(Element data from apps and pages)
- - -

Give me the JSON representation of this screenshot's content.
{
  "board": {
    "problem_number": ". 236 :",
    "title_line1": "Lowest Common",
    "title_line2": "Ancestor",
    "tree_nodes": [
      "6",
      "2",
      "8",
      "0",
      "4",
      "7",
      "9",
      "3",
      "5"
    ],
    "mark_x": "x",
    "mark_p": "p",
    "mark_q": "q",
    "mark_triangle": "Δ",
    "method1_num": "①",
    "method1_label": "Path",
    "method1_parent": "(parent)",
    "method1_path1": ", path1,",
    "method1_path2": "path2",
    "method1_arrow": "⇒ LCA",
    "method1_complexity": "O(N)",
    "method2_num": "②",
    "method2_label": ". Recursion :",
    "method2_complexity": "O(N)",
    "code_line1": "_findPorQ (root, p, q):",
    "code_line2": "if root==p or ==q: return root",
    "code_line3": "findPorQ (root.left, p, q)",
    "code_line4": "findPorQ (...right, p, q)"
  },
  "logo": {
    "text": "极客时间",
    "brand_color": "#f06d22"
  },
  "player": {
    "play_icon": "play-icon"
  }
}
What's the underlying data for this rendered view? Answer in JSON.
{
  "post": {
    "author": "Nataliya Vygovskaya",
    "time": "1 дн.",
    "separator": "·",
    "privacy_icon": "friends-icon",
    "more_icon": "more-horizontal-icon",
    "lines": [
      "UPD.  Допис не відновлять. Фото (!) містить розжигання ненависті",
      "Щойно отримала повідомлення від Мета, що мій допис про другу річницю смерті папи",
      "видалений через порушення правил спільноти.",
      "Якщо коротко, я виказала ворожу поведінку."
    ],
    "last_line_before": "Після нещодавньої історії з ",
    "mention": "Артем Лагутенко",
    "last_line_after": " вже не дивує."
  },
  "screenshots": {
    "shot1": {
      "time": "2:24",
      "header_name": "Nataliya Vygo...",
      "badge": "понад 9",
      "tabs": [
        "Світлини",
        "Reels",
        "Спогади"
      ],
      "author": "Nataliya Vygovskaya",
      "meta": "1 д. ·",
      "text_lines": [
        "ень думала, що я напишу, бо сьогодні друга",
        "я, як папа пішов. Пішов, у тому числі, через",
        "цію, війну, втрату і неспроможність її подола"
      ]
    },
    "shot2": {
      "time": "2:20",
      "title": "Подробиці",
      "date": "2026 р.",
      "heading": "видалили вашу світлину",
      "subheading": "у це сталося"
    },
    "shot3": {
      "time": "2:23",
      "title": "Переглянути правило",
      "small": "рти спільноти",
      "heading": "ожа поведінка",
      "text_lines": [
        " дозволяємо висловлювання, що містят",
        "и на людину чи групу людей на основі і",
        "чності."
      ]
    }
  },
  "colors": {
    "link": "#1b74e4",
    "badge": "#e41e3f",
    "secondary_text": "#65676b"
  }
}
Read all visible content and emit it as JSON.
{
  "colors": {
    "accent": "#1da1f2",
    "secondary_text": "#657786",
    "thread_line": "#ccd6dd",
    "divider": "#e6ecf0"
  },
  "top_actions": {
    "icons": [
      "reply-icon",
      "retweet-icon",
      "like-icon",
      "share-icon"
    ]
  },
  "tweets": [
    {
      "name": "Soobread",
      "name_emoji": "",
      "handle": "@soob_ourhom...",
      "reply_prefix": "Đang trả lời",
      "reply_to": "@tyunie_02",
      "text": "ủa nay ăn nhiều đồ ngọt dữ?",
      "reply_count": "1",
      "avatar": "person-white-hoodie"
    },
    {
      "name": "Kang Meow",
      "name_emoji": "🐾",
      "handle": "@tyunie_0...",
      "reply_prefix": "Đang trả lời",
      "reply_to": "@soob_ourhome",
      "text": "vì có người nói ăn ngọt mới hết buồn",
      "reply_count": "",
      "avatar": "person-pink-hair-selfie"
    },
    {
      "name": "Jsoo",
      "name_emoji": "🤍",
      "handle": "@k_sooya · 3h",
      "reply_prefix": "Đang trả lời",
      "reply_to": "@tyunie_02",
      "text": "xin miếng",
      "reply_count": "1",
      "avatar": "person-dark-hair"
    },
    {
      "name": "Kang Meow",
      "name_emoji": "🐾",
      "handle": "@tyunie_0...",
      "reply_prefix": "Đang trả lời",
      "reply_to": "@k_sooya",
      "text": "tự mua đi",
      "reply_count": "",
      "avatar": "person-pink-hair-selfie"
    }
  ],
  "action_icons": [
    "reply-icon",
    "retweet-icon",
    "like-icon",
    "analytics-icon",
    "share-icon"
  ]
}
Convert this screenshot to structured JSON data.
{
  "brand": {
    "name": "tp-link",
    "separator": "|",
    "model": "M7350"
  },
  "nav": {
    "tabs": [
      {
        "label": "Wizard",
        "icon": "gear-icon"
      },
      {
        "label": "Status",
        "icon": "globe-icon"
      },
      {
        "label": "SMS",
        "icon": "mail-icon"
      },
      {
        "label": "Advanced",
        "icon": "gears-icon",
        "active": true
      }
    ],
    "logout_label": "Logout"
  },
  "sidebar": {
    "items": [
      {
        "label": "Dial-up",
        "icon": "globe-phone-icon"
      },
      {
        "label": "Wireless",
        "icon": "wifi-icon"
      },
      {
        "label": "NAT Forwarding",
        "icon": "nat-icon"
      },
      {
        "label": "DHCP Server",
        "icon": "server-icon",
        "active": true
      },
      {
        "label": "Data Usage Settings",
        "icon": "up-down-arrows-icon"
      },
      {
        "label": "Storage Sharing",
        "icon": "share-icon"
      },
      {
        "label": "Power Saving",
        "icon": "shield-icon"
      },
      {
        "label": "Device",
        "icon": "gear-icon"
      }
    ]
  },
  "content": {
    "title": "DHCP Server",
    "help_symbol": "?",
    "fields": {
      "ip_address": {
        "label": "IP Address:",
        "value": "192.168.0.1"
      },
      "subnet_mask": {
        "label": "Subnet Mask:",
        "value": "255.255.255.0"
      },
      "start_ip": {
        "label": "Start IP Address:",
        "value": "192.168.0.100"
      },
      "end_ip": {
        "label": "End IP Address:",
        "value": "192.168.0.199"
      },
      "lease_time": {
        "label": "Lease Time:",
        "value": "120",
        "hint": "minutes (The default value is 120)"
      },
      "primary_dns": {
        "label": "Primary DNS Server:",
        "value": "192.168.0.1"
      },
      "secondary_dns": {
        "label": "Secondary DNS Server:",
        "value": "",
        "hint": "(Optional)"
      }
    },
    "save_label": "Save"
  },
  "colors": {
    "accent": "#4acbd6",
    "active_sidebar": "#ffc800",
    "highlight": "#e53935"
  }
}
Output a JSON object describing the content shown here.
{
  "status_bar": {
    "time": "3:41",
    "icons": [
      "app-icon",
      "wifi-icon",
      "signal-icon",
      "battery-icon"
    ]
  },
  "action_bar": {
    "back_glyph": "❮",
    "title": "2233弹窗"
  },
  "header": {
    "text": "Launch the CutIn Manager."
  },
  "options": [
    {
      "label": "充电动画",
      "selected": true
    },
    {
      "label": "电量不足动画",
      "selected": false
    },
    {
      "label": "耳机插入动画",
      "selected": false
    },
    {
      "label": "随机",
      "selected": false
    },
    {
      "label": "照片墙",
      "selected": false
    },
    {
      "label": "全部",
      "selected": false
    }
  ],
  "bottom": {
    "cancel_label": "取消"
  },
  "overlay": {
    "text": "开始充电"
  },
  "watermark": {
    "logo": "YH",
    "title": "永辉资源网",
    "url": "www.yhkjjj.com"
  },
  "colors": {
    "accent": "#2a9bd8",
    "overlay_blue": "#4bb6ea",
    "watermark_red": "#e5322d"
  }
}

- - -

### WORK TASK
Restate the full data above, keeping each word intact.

### TASK RESULT
Give me the JSON representation of this screenshot's content.
{
  "board": {
    "problem_number": ". 236 :",
    "title_line1": "Lowest Common",
    "title_line2": "Ancestor",
    "tree_nodes": [
      "6",
      "2",
      "8",
      "0",
      "4",
      "7",
      "9",
      "3",
      "5"
    ],
    "mark_x": "x",
    "mark_p": "p",
    "mark_q": "q",
    "mark_triangle": "Δ",
    "method1_num": "①",
    "method1_label": "Path",
    "method1_parent": "(parent)",
    "method1_path1": ", path1,",
    "method1_path2": "path2",
    "method1_arrow": "⇒ LCA",
    "method1_complexity": "O(N)",
    "method2_num": "②",
    "method2_label": ". Recursion :",
    "method2_complexity": "O(N)",
    "code_line1": "_findPorQ (root, p, q):",
    "code_line2": "if root==p or ==q: return root",
    "code_line3": "findPorQ (root.left, p, q)",
    "code_line4": "findPorQ (...right, p, q)"
  },
  "logo": {
    "text": "极客时间",
    "brand_color": "#f06d22"
  },
  "player": {
    "play_icon": "play-icon"
  }
}
What's the underlying data for this rendered view? Answer in JSON.
{
  "post": {
    "author": "Nataliya Vygovskaya",
    "time": "1 дн.",
    "separator": "·",
    "privacy_icon": "friends-icon",
    "more_icon": "more-horizontal-icon",
    "lines": [
      "UPD.  Допис не відновлять. Фото (!) містить розжигання ненависті",
      "Щойно отримала повідомлення від Мета, що мій допис про другу річницю смерті папи",
      "видалений через порушення правил спільноти.",
      "Якщо коротко, я виказала ворожу поведінку."
    ],
    "last_line_before": "Після нещодавньої історії з ",
    "mention": "Артем Лагутенко",
    "last_line_after": " вже не дивує."
  },
  "screenshots": {
    "shot1": {
      "time": "2:24",
      "header_name": "Nataliya Vygo...",
      "badge": "понад 9",
      "tabs": [
        "Світлини",
        "Reels",
        "Спогади"
      ],
      "author": "Nataliya Vygovskaya",
      "meta": "1 д. ·",
      "text_lines": [
        "ень думала, що я напишу, бо сьогодні друга",
        "я, як папа пішов. Пішов, у тому числі, через",
        "цію, війну, втрату і неспроможність її подола"
      ]
    },
    "shot2": {
      "time": "2:20",
      "title": "Подробиці",
      "date": "2026 р.",
      "heading": "видалили вашу світлину",
      "subheading": "у це сталося"
    },
    "shot3": {
      "time": "2:23",
      "title": "Переглянути правило",
      "small": "рти спільноти",
      "heading": "ожа поведінка",
      "text_lines": [
        " дозволяємо висловлювання, що містят",
        "и на людину чи групу людей на основі і",
        "чності."
      ]
    }
  },
  "colors": {
    "link": "#1b74e4",
    "badge": "#e41e3f",
    "secondary_text": "#65676b"
  }
}
Read all visible content and emit it as JSON.
{
  "colors": {
    "accent": "#1da1f2",
    "secondary_text": "#657786",
    "thread_line": "#ccd6dd",
    "divider": "#e6ecf0"
  },
  "top_actions": {
    "icons": [
      "reply-icon",
      "retweet-icon",
      "like-icon",
      "share-icon"
    ]
  },
  "tweets": [
    {
      "name": "Soobread",
      "name_emoji": "",
      "handle": "@soob_ourhom...",
      "reply_prefix": "Đang trả lời",
      "reply_to": "@tyunie_02",
      "text": "ủa nay ăn nhiều đồ ngọt dữ?",
      "reply_count": "1",
      "avatar": "person-white-hoodie"
    },
    {
      "name": "Kang Meow",
      "name_emoji": "🐾",
      "handle": "@tyunie_0...",
      "reply_prefix": "Đang trả lời",
      "reply_to": "@soob_ourhome",
      "text": "vì có người nói ăn ngọt mới hết buồn",
      "reply_count": "",
      "avatar": "person-pink-hair-selfie"
    },
    {
      "name": "Jsoo",
      "name_emoji": "🤍",
      "handle": "@k_sooya · 3h",
      "reply_prefix": "Đang trả lời",
      "reply_to": "@tyunie_02",
      "text": "xin miếng",
      "reply_count": "1",
      "avatar": "person-dark-hair"
    },
    {
      "name": "Kang Meow",
      "name_emoji": "🐾",
      "handle": "@tyunie_0...",
      "reply_prefix": "Đang trả lời",
      "reply_to": "@k_sooya",
      "text": "tự mua đi",
      "reply_count": "",
      "avatar": "person-pink-hair-selfie"
    }
  ],
  "action_icons": [
    "reply-icon",
    "retweet-icon",
    "like-icon",
    "analytics-icon",
    "share-icon"
  ]
}
Convert this screenshot to structured JSON data.
{
  "brand": {
    "name": "tp-link",
    "separator": "|",
    "model": "M7350"
  },
  "nav": {
    "tabs": [
      {
        "label": "Wizard",
        "icon": "gear-icon"
      },
      {
        "label": "Status",
        "icon": "globe-icon"
      },
      {
        "label": "SMS",
        "icon": "mail-icon"
      },
      {
        "label": "Advanced",
        "icon": "gears-icon",
        "active": true
      }
    ],
    "logout_label": "Logout"
  },
  "sidebar": {
    "items": [
      {
        "label": "Dial-up",
        "icon": "globe-phone-icon"
      },
      {
        "label": "Wireless",
        "icon": "wifi-icon"
      },
      {
        "label": "NAT Forwarding",
        "icon": "nat-icon"
      },
      {
        "label": "DHCP Server",
        "icon": "server-icon",
        "active": true
      },
      {
        "label": "Data Usage Settings",
        "icon": "up-down-arrows-icon"
      },
      {
        "label": "Storage Sharing",
        "icon": "share-icon"
      },
      {
        "label": "Power Saving",
        "icon": "shield-icon"
      },
      {
        "label": "Device",
        "icon": "gear-icon"
      }
    ]
  },
  "content": {
    "title": "DHCP Server",
    "help_symbol": "?",
    "fields": {
      "ip_address": {
        "label": "IP Address:",
        "value": "192.168.0.1"
      },
      "subnet_mask": {
        "label": "Subnet Mask:",
        "value": "255.255.255.0"
      },
      "start_ip": {
        "label": "Start IP Address:",
        "value": "192.168.0.100"
      },
      "end_ip": {
        "label": "End IP Address:",
        "value": "192.168.0.199"
      },
      "lease_time": {
        "label": "Lease Time:",
        "value": "120",
        "hint": "minutes (The default value is 120)"
      },
      "primary_dns": {
        "label": "Primary DNS Server:",
        "value": "192.168.0.1"
      },
      "secondary_dns": {
        "label": "Secondary DNS Server:",
        "value": "",
        "hint": "(Optional)"
      }
    },
    "save_label": "Save"
  },
  "colors": {
    "accent": "#4acbd6",
    "active_sidebar": "#ffc800",
    "highlight": "#e53935"
  }
}
Output a JSON object describing the content shown here.
{
  "status_bar": {
    "time": "3:41",
    "icons": [
      "app-icon",
      "wifi-icon",
      "signal-icon",
      "battery-icon"
    ]
  },
  "action_bar": {
    "back_glyph": "❮",
    "title": "2233弹窗"
  },
  "header": {
    "text": "Launch the CutIn Manager."
  },
  "options": [
    {
      "label": "充电动画",
      "selected": true
    },
    {
      "label": "电量不足动画",
      "selected": false
    },
    {
      "label": "耳机插入动画",
      "selected": false
    },
    {
      "label": "随机",
      "selected": false
    },
    {
      "label": "照片墙",
      "selected": false
    },
    {
      "label": "全部",
      "selected": false
    }
  ],
  "bottom": {
    "cancel_label": "取消"
  },
  "overlay": {
    "text": "开始充电"
  },
  "watermark": {
    "logo": "YH",
    "title": "永辉资源网",
    "url": "www.yhkjjj.com"
  },
  "colors": {
    "accent": "#2a9bd8",
    "overlay_blue": "#4bb6ea",
    "watermark_red": "#e5322d"
  }
}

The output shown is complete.